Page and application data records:
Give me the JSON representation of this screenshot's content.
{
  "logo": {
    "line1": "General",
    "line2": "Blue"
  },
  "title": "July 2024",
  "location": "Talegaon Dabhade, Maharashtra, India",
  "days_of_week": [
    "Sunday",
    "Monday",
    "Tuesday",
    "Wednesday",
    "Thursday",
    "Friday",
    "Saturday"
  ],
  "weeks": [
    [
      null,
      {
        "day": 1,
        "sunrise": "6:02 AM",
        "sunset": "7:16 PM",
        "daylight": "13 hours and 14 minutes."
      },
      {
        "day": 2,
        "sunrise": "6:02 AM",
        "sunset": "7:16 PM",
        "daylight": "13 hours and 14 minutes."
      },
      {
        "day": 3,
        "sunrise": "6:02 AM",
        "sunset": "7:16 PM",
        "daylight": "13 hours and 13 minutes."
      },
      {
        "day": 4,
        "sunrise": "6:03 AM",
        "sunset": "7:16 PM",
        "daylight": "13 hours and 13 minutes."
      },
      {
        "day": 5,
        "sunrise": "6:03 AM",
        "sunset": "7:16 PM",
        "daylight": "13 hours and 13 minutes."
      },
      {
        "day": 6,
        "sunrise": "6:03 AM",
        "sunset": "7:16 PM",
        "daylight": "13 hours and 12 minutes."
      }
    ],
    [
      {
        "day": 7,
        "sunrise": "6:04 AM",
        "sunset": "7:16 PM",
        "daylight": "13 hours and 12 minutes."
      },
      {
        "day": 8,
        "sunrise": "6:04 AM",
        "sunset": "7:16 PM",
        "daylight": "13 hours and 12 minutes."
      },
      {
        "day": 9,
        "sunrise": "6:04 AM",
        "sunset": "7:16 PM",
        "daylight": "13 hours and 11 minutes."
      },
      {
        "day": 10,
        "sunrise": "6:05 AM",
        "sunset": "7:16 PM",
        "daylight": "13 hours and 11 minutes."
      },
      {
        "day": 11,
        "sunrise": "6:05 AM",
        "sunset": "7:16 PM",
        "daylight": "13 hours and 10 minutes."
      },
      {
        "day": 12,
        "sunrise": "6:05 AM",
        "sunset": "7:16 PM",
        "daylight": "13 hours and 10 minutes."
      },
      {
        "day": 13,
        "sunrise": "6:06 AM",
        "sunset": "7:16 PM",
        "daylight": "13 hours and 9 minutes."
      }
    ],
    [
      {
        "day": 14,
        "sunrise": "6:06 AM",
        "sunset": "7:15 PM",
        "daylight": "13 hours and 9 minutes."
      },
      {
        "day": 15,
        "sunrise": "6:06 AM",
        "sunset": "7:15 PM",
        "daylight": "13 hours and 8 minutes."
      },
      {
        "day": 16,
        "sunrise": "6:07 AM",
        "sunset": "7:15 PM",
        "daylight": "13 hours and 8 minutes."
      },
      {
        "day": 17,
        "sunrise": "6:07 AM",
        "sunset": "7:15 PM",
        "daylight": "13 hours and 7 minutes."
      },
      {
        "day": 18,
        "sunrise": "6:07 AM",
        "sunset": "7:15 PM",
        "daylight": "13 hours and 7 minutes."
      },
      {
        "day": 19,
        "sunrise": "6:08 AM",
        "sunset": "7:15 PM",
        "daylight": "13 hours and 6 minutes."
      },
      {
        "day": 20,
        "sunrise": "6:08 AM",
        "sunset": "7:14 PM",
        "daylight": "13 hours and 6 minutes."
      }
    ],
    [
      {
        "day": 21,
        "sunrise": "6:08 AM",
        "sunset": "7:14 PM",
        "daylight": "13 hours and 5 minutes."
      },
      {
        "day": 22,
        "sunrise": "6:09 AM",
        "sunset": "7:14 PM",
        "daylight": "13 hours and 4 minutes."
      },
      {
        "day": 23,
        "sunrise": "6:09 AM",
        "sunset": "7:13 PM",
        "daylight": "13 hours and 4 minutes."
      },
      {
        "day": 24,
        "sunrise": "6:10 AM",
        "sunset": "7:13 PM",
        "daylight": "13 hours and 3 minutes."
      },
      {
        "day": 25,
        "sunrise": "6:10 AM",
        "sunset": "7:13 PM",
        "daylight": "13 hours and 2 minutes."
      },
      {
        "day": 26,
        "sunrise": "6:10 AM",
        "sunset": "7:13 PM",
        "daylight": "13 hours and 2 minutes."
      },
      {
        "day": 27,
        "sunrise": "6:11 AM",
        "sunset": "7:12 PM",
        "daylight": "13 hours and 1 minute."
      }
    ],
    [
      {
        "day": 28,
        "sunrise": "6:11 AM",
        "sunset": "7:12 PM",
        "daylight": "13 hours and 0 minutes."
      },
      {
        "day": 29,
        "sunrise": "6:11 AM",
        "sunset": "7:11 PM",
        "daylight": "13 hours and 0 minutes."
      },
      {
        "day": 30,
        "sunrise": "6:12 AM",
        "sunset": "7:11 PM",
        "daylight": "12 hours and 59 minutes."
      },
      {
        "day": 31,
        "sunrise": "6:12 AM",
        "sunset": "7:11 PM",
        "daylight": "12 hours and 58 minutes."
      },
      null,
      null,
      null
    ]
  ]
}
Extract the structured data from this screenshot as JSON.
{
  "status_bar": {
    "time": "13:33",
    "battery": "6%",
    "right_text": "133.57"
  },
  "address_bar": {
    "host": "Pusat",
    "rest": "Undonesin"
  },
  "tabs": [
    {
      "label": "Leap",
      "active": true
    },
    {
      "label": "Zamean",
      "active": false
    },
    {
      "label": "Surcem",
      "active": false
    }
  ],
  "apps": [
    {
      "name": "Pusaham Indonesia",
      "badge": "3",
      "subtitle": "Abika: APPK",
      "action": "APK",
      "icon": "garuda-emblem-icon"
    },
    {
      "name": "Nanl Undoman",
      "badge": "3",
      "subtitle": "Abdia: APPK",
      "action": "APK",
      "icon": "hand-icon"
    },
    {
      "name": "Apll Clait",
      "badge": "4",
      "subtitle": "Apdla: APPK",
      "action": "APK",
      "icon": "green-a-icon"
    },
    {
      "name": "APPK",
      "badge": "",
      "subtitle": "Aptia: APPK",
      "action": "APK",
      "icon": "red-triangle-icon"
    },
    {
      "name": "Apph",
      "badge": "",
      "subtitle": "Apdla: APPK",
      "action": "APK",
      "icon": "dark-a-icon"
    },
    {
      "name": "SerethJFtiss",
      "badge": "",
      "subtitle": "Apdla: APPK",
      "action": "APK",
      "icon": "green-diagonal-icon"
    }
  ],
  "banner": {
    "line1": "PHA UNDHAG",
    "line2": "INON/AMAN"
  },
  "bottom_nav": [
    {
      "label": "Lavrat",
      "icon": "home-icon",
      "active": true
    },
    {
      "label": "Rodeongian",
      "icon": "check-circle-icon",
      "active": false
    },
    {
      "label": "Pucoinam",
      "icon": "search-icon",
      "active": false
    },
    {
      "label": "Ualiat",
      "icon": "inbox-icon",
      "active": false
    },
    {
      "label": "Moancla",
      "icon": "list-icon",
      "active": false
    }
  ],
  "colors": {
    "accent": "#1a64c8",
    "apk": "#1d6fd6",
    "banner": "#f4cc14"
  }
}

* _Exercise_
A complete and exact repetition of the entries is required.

* _Exercise response_
Give me the JSON representation of this screenshot's content.
{
  "logo": {
    "line1": "General",
    "line2": "Blue"
  },
  "title": "July 2024",
  "location": "Talegaon Dabhade, Maharashtra, India",
  "days_of_week": [
    "Sunday",
    "Monday",
    "Tuesday",
    "Wednesday",
    "Thursday",
    "Friday",
    "Saturday"
  ],
  "weeks": [
    [
      null,
      {
        "day": 1,
        "sunrise": "6:02 AM",
        "sunset": "7:16 PM",
        "daylight": "13 hours and 14 minutes."
      },
      {
        "day": 2,
        "sunrise": "6:02 AM",
        "sunset": "7:16 PM",
        "daylight": "13 hours and 14 minutes."
      },
      {
        "day": 3,
        "sunrise": "6:02 AM",
        "sunset": "7:16 PM",
        "daylight": "13 hours and 13 minutes."
      },
      {
        "day": 4,
        "sunrise": "6:03 AM",
        "sunset": "7:16 PM",
        "daylight": "13 hours and 13 minutes."
      },
      {
        "day": 5,
        "sunrise": "6:03 AM",
        "sunset": "7:16 PM",
        "daylight": "13 hours and 13 minutes."
      },
      {
        "day": 6,
        "sunrise": "6:03 AM",
        "sunset": "7:16 PM",
        "daylight": "13 hours and 12 minutes."
      }
    ],
    [
      {
        "day": 7,
        "sunrise": "6:04 AM",
        "sunset": "7:16 PM",
        "daylight": "13 hours and 12 minutes."
      },
      {
        "day": 8,
        "sunrise": "6:04 AM",
        "sunset": "7:16 PM",
        "daylight": "13 hours and 12 minutes."
      },
      {
        "day": 9,
        "sunrise": "6:04 AM",
        "sunset": "7:16 PM",
        "daylight": "13 hours and 11 minutes."
      },
      {
        "day": 10,
        "sunrise": "6:05 AM",
        "sunset": "7:16 PM",
        "daylight": "13 hours and 11 minutes."
      },
      {
        "day": 11,
        "sunrise": "6:05 AM",
        "sunset": "7:16 PM",
        "daylight": "13 hours and 10 minutes."
      },
      {
        "day": 12,
        "sunrise": "6:05 AM",
        "sunset": "7:16 PM",
        "daylight": "13 hours and 10 minutes."
      },
      {
        "day": 13,
        "sunrise": "6:06 AM",
        "sunset": "7:16 PM",
        "daylight": "13 hours and 9 minutes."
      }
    ],
    [
      {
        "day": 14,
        "sunrise": "6:06 AM",
        "sunset": "7:15 PM",
        "daylight": "13 hours and 9 minutes."
      },
      {
        "day": 15,
        "sunrise": "6:06 AM",
        "sunset": "7:15 PM",
        "daylight": "13 hours and 8 minutes."
      },
      {
        "day": 16,
        "sunrise": "6:07 AM",
        "sunset": "7:15 PM",
        "daylight": "13 hours and 8 minutes."
      },
      {
        "day": 17,
        "sunrise": "6:07 AM",
        "sunset": "7:15 PM",
        "daylight": "13 hours and 7 minutes."
      },
      {
        "day": 18,
        "sunrise": "6:07 AM",
        "sunset": "7:15 PM",
        "daylight": "13 hours and 7 minutes."
      },
      {
        "day": 19,
        "sunrise": "6:08 AM",
        "sunset": "7:15 PM",
        "daylight": "13 hours and 6 minutes."
      },
      {
        "day": 20,
        "sunrise": "6:08 AM",
        "sunset": "7:14 PM",
        "daylight": "13 hours and 6 minutes."
      }
    ],
    [
      {
        "day": 21,
        "sunrise": "6:08 AM",
        "sunset": "7:14 PM",
        "daylight": "13 hours and 5 minutes."
      },
      {
        "day": 22,
        "sunrise": "6:09 AM",
        "sunset": "7:14 PM",
        "daylight": "13 hours and 4 minutes."
      },
      {
        "day": 23,
        "sunrise": "6:09 AM",
        "sunset": "7:13 PM",
        "daylight": "13 hours and 4 minutes."
      },
      {
        "day": 24,
        "sunrise": "6:10 AM",
        "sunset": "7:13 PM",
        "daylight": "13 hours and 3 minutes."
      },
      {
        "day": 25,
        "sunrise": "6:10 AM",
        "sunset": "7:13 PM",
        "daylight": "13 hours and 2 minutes."
      },
      {
        "day": 26,
        "sunrise": "6:10 AM",
        "sunset": "7:13 PM",
        "daylight": "13 hours and 2 minutes."
      },
      {
        "day": 27,
        "sunrise": "6:11 AM",
        "sunset": "7:12 PM",
        "daylight": "13 hours and 1 minute."
      }
    ],
    [
      {
        "day": 28,
        "sunrise": "6:11 AM",
        "sunset": "7:12 PM",
        "daylight": "13 hours and 0 minutes."
      },
      {
        "day": 29,
        "sunrise": "6:11 AM",
        "sunset": "7:11 PM",
        "daylight": "13 hours and 0 minutes."
      },
      {
        "day": 30,
        "sunrise": "6:12 AM",
        "sunset": "7:11 PM",
        "daylight": "12 hours and 59 minutes."
      },
      {
        "day": 31,
        "sunrise": "6:12 AM",
        "sunset": "7:11 PM",
        "daylight": "12 hours and 58 minutes."
      },
      null,
      null,
      null
    ]
  ]
}
Extract the structured data from this screenshot as JSON.
{
  "status_bar": {
    "time": "13:33",
    "battery": "6%",
    "right_text": "133.57"
  },
  "address_bar": {
    "host": "Pusat",
    "rest": "Undonesin"
  },
  "tabs": [
    {
      "label": "Leap",
      "active": true
    },
    {
      "label": "Zamean",
      "active": false
    },
    {
      "label": "Surcem",
      "active": false
    }
  ],
  "apps": [
    {
      "name": "Pusaham Indonesia",
      "badge": "3",
      "subtitle": "Abika: APPK",
      "action": "APK",
      "icon": "garuda-emblem-icon"
    },
    {
      "name": "Nanl Undoman",
      "badge": "3",
      "subtitle": "Abdia: APPK",
      "action": "APK",
      "icon": "hand-icon"
    },
    {
      "name": "Apll Clait",
      "badge": "4",
      "subtitle": "Apdla: APPK",
      "action": "APK",
      "icon": "green-a-icon"
    },
    {
      "name": "APPK",
      "badge": "",
      "subtitle": "Aptia: APPK",
      "action": "APK",
      "icon": "red-triangle-icon"
    },
    {
      "name": "Apph",
      "badge": "",
      "subtitle": "Apdla: APPK",
      "action": "APK",
      "icon": "dark-a-icon"
    },
    {
      "name": "SerethJFtiss",
      "badge": "",
      "subtitle": "Apdla: APPK",
      "action": "APK",
      "icon": "green-diagonal-icon"
    }
  ],
  "banner": {
    "line1": "PHA UNDHAG",
    "line2": "INON/AMAN"
  },
  "bottom_nav": [
    {
      "label": "Lavrat",
      "icon": "home-icon",
      "active": true
    },
    {
      "label": "Rodeongian",
      "icon": "check-circle-icon",
      "active": false
    },
    {
      "label": "Pucoinam",
      "icon": "search-icon",
      "active": false
    },
    {
      "label": "Ualiat",
      "icon": "inbox-icon",
      "active": false
    },
    {
      "label": "Moancla",
      "icon": "list-icon",
      "active": false
    }
  ],
  "colors": {
    "accent": "#1a64c8",
    "apk": "#1d6fd6",
    "banner": "#f4cc14"
  }
}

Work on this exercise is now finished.